A team of students at Williamston High School is building an electronic device that helps people with autism or neurological impairments open their lockers. We look at Williamston’s Project HANDL.
Turning on the faucet. Tying your shoes. Opening your locker.
These are a few of the fine motor skills that most of us take for granted on a daily basis.
Can you imagine the frustration of not being able to access your possessions whenever you want?
A team of students at Williamston High School is building an electronic device that helps people with autism or neurological impairments open their locker, aptly named “Project HANDL.”
HANDL astands for Helping the Autistic and Neurodevelopmentally Disabled with Lockers.
The project is funded through the Lemelson Grant Program based at the Massachusetts Institute of Technology.
Williamston was one of only 14 schools across the country to receive the prestigious science innovation grant.
Now, the WHS InvenTeam is ready to start showing off their device to the public.
Student and InvenTeam member Emma Drake says the device can help students with all kinds of disabilities more easily access the books and binders during the school day.
“We are focusing specifically on fine motor skill disabilities, or cognitive disabilities,” says Drake.
“Whether they were physically unable to open the locker, or if they just have trouble remembering the combination.”
So, how did the students first become aware of this problem?
Drake points to a peer-to-peer special education program at Williamston called LINKS.
She says it was her participation in that group that helped spark the idea for Project HANDL.
“While they may not have directly expressed their frustrations, you can tell,” says Drake. “The number one thing with anybody who works with special education students is that they want to fit in.”
The device goes directly onto the combination dial that is on every locker.
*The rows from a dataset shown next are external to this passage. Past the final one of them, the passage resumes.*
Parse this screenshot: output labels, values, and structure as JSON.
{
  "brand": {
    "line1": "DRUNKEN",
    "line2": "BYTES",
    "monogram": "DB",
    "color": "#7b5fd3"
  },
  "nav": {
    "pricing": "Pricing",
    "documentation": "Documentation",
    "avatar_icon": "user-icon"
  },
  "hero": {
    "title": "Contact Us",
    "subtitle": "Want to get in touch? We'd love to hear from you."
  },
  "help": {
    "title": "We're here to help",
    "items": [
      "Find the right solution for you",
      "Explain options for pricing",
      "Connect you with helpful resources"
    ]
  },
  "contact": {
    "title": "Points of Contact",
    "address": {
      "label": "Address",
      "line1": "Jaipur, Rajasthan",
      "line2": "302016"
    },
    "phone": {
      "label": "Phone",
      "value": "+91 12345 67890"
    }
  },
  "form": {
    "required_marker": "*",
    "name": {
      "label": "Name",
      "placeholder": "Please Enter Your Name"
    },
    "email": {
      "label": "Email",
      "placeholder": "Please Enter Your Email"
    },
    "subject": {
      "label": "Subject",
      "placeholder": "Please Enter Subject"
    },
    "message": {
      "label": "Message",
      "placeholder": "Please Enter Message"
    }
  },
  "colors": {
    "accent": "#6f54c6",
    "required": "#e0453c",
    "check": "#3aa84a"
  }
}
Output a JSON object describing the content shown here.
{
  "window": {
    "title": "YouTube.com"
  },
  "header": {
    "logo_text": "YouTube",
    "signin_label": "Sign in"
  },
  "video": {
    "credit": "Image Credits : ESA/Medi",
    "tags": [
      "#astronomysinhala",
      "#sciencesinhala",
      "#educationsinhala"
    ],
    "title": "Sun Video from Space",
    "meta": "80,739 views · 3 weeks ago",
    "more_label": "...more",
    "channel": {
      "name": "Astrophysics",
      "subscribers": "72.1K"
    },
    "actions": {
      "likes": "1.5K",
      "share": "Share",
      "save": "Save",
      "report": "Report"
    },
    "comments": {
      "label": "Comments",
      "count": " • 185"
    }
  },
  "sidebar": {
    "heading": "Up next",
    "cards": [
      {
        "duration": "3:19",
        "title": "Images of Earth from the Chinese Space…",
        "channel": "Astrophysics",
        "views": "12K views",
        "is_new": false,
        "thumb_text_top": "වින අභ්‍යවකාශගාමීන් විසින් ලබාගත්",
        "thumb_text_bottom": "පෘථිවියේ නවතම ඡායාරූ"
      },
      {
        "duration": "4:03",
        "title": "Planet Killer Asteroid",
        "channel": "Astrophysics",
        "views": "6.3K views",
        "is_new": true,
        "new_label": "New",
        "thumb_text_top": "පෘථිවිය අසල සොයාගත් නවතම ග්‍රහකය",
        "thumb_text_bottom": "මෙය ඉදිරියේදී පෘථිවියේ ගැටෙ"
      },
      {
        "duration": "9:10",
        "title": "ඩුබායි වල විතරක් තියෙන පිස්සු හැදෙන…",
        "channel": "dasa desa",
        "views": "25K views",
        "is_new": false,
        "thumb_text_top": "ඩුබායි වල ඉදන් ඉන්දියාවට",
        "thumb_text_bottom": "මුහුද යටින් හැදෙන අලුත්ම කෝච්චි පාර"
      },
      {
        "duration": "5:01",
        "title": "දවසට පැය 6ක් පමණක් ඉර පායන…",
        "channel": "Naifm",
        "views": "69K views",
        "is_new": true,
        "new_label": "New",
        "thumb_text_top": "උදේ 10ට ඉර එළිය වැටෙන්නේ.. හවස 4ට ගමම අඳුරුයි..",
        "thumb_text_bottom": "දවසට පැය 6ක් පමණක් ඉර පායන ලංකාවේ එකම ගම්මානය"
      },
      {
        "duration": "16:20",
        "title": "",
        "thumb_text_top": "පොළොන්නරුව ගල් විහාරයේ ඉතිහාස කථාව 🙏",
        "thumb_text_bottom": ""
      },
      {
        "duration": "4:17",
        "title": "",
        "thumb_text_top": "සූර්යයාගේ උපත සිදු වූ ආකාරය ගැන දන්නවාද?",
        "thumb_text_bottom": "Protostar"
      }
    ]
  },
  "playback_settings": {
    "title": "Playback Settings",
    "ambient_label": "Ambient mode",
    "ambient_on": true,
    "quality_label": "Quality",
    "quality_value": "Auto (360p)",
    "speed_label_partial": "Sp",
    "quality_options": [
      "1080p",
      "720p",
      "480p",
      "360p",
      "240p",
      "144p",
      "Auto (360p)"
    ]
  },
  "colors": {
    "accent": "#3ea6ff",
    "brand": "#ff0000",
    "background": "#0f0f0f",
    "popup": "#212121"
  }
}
The locker’s specific combination is already programmed onto the device.
A motor controls the dial, allowing it to spin it in whichever direction is necessary. A laser mount on top of the device reflects light off the locker.
“When the laser reflects off the tape, it hits the sensor on the front of the device,” says John Hall, student at WHS.
“The program interprets this increase in light, and that’s how it knows where zero is. The program has the combination already entered into it and it knows the position of the dial – so then it turns in different directions after aligning itself with zero.”
While the technical aspects are still being worked out – the InvenTeam admits the device is not finished – the public had a chance to observe the progress made on Project HANDL at a recent community event.
“It’s basically a public presentation where we invited stakeholders [in special education], community members and family members to see what we’ve done,” says Joe Rasmus, math teacher at Williamston.
InvenTeam is confident that their device will be a big help to their peers with disabilities.
“Being able to just hang out at your locker is something a lot of high school students take for granted,” says Drake.
“We want to extend that opportunity to those who may not have it now.”
Article by Ethan Merrill, Current State Intern